A sign at Inuvik's airport instructs people to fill out a self-isolation plan on arrival from outside the NWT
A sign at Inuvik's airport instructs people to fill out a self-isolation plan on arrival from outside the NWT. Sarah Pruys/Cabin Radio

As the number of Covid-19 cases across Canada climbs, the territory says self-isolation requirements after travel will not become more strict.

Dawn Ostrem, a spokesperson for the NWT’s Covid-19 Secretariat, said by email the territorial government “will not retroactively re-introduce restrictions that have been removed previously based on the Canada case count being over 1,000,” referring to the seven-day rolling average across the country.

As of Wednesday, that average of new cases nationally was more than 1,500

Fully vaccinated NWT residents have been exempt from isolation on their return from travel since June 21, when the seven-day average of new Covid-19 cases across Canada dipped below 1,000. That was the second of two criteria in the NWT’s updated Emerging Wisely pandemic recovery plan.

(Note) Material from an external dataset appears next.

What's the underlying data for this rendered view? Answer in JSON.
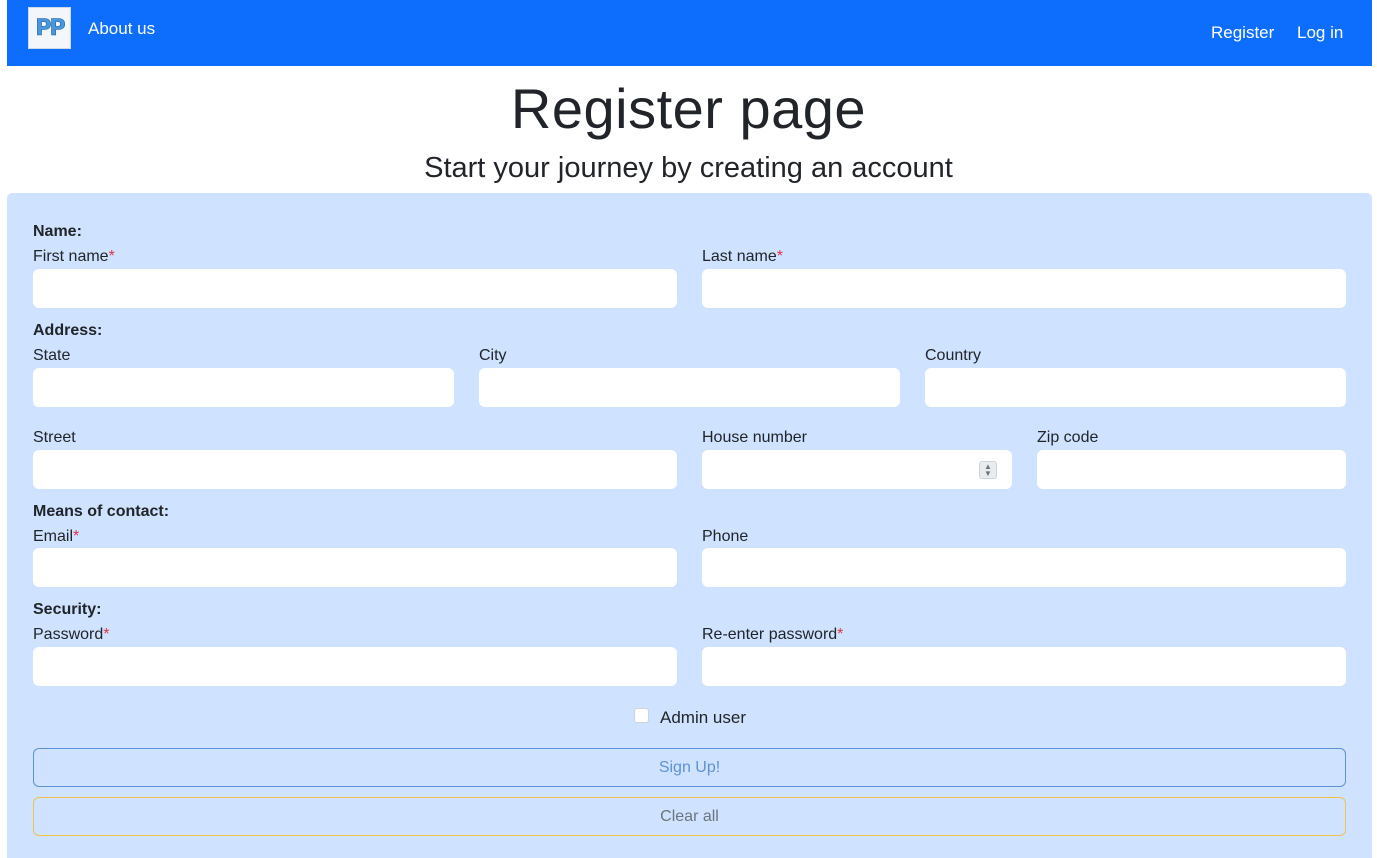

However, this week’s increase in case numbers across Canada does move the NWT further from fully reopening to all leisure travel – the next step in that recovery plan.

Three things need to happen before non-NWT residents can travel freely in the territory: the NWT must achieve 75-percent full vaccination, Canada’s seven-day average must return below 1,000 new cases, and there must be nationwide full vaccination coverage of 66 to 75 percent.

The two national targets were both met on July 30, but the NWT’s full vaccination rate in adults is currently only 72 percent.

Since the NWT did not reach the 75-percent target earlier and Covid-19 cases are now climbing, the window during which leisure travel could have opened up in the past two weeks is now likely closed until the fourth wave of infection has receded, even if the NWT reaches its vaccination goal.



When the refreshed Emerging Wisely was first unveiled in June, the document cautioned that should a new variant of concern emerge or the situation change for the worse, a further update may be required.

For example, Chief Public Health Officer Dr Kami Kandola said she would “stop and look at what’s happening” if daily new case counts across Canada moved back above 1,000 having dipped beneath it.

Depending on the trigger of that increase – such as another wave or a new variant – Kandola said she may need to “reconsider” some aspects of the gradual recovery.